211. Memorandum From Acting Secretary of State Smith to President Eisenhower1
Ambassador Henderson has personally written several despatches giving his own analysis of trends in Iran and of recent conversations with the Iranian Foreign Minister and other officials. I have made the following extract of the most important paragraphs of these despatches. I believe they are a very accurate expression of the situation and national state of mind in Iran, so accurate in fact that I suggest you read them.
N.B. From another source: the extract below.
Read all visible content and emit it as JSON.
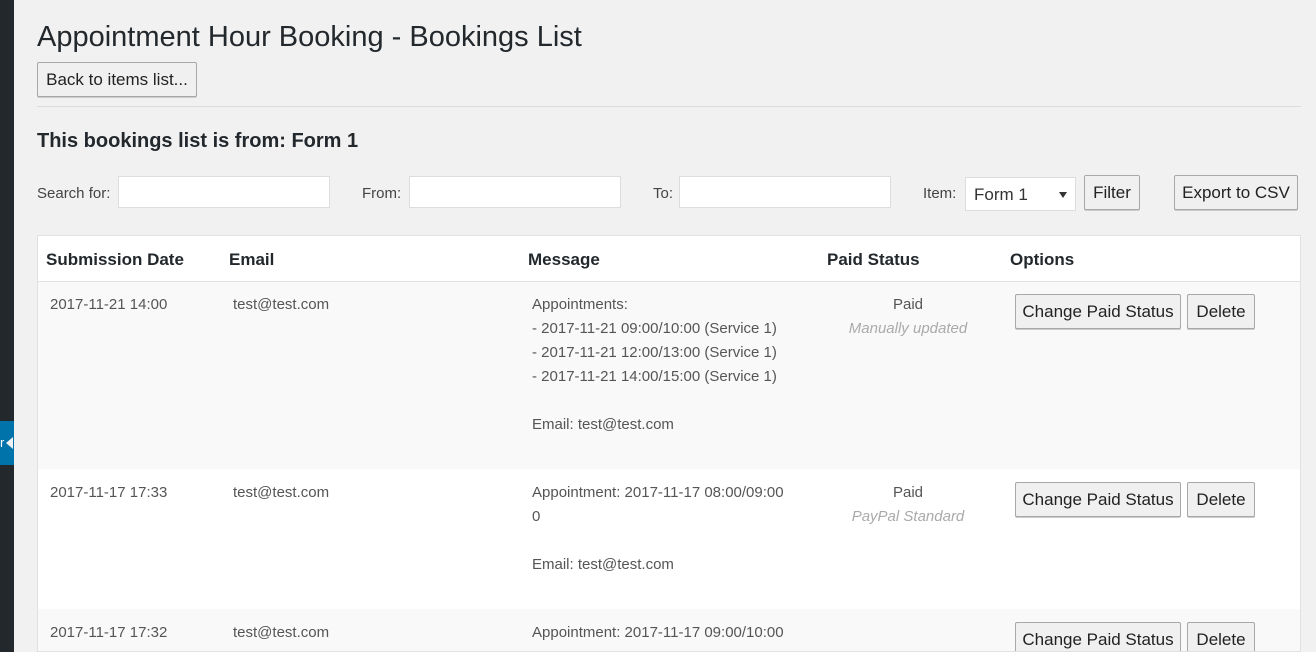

“On the one hand the Iranian press as well as most Iranians capable of expression condemn in principle foreign interference in Iran. On the other hand relatively few politically conscious Iranians really believe that it is possible for a power like the United States to refrain from interference in Iran. Most Iranian politicians friendly to the West would welcome secret American intervention which might assist them in attaining their individual or group political ambitions and are inclined to believe in the absence of United States interference on their behalf that the United States must be supporting rival politicians.
“Iranian distrust of foreigners is so intense that it is not difficult to stimulate resentment against any foreigners engaged in activities in Iran even though these activities are clearly beneficial to Iran. Therefore, the more American nationals there are in Iran and the more energetic and conspicuous these Americans are, the easier it is for various Iranian elements who dislike the presence of Americans or who wish to create difficulties between the United States and Iran to incite Iranians to violence against United States citizens in Iran. It is only fair to the Prime Minister to point out that undoubtedly one of the reasons why he has been so anxious that a minimum amount of publicity be given to activities, beneficial though they may be to Iran, of the so-called American military advisers and of TCI personnel is his awareness that the more attention that is attracted to the activities of these American nationals the more susceptible the Iranian people in general are likely to be to appeals to throw the Americans out of the country. It is difficult, of course, for the average American to understand the lack of appreciation of the Iranian public of disinterested efforts made by individual American nationals in Iran for the benefit of Iran. There are historical and psychological reasons for this phenomenon which I shall not attempt to set forth in this despatch. Nevertheless those in the United States who are inclined to believe that [Page 575] a mere increase in publicity of efforts of Americans in Iran to assist Iran will contribute to a solution of some of the problems which we are facing here at the present time should not overlook the fact that there are extremely important psychological differences between the public mind of Iran and that of the United States.
“The frustrations of practically all sections of the Iranian public, including those supporting as well as those opposing Dr. Mosadeq, as they note the deteriorating conditions of the country fan the embers of xenophobia. Only those sympathetic to the Soviet Union and to international communism have reason to be pleased at what is taking place in Iran.”